Many psychologists choosing to work in a rural setting need to negotiate a delicate balance between their specialty setting and the APA ethics code, which was written within an urban context. The APA ethics code is not only important in directing professional behavior, it provides psychologists with a unified professional identity. While there has been some call to write a rural-specific ethics code, creating separate ethics codes tailored to each specialty practice within psychology has the potential to harm the profession as a whole. As such, rural psychologists must find creative ways to maintain adherence to the code of ethics, especially in most likely areas of difficulty: managing potential unavoidable dual relationships, navigating community contacts, and protecting confidentiality related to incidental exposure/contacts (such as visibility of practitioner’s office),
Part of the informed consent processes in a rural community might include discussions about how to handle unavoidable dual roles and likely community contacts. For example, it’s more likely the psychologist’s and patient’s children attend school together at the only elementary school in the area. When the psychologist is the only resource for hundreds of miles referring to another clinician may not be feasible. Patients should be aware of predictable/obvious situations in which they may encounter therapists, and some discussion of how boundaries will be managed in those situations may be necessary.
Additionally, a frank discussion about how the patient prefers community contacts to be handled would be advisable. The patient may prefer that the psychologist not interact with them in order to preserve confidentiality. Conversely, some patients may not understand that a boundary exists during community contact and therapeutic issues cannot be discussed outside of therapy. Without a proactive discussion, these issues can become ethically and therapeutically problematic.
Rural psychologists have many considerations when it comes to protecting patient confidentiality. The location of the psychologist’s office must be considered in towns where many people know one another. Patients may become leery of obtaining treatment if the office is in an easily visible area. When patients know one another, the psychologist may have to manage their own reactions when a patient discloses information about someone else the psychologist is treating, or people the psychologist knows personally and socially. This information, while confidential to the original patient most certainly could affect the psychologist’s work with additional patients, and place some burden on personal interactions as well.
There are of course many other dilemmas that may affect rural psychologists and their practices. Above all, the well-being of the patient and psychologist should guide decisions. Psychologists may consider patients first, but it is crucial they also weigh how handling ethical problems could affect their quality of life in a small community. Having a patient you know is angry with you and has an unpaid bill attending your church is certainly a possibility in a small rural town! Creativity and proactive management are likely to be the best options for management of these issues.

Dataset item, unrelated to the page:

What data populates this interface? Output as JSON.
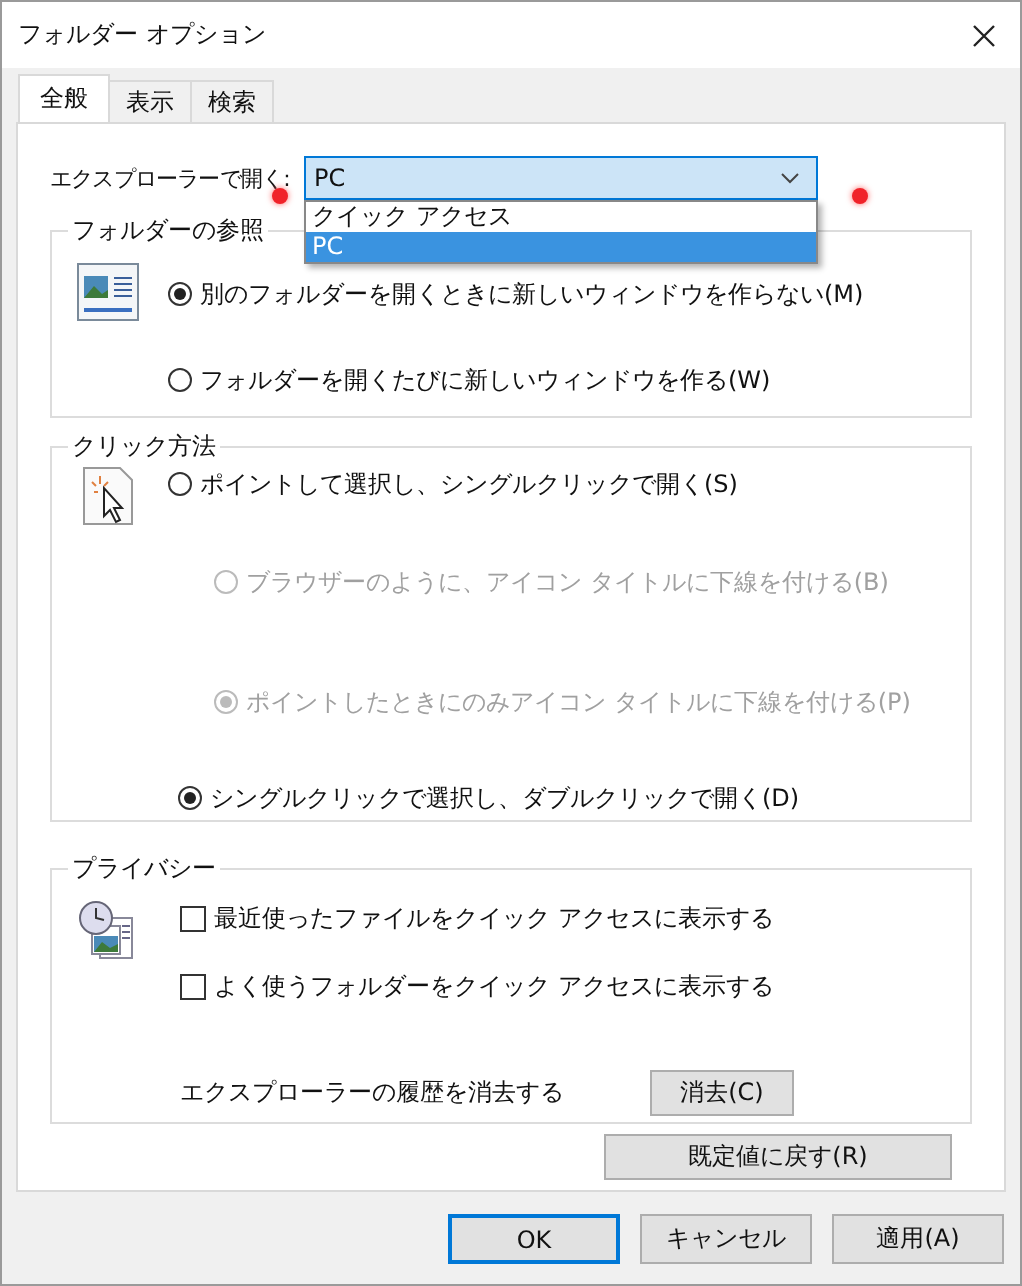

American Psychological Association. (2010). Ethical principles of psychologists and code of conduct. Retrieved from http://apa.org/ethics/code/index.aspx
Smalley, K. B., Rainer, J., & Warren, J. (2012). Rural Mental Health : Issues, Policies, and Best Practices. New York: Springer Publishing Company.
Rain Blohm, MS
WKPIC Doctoral Intern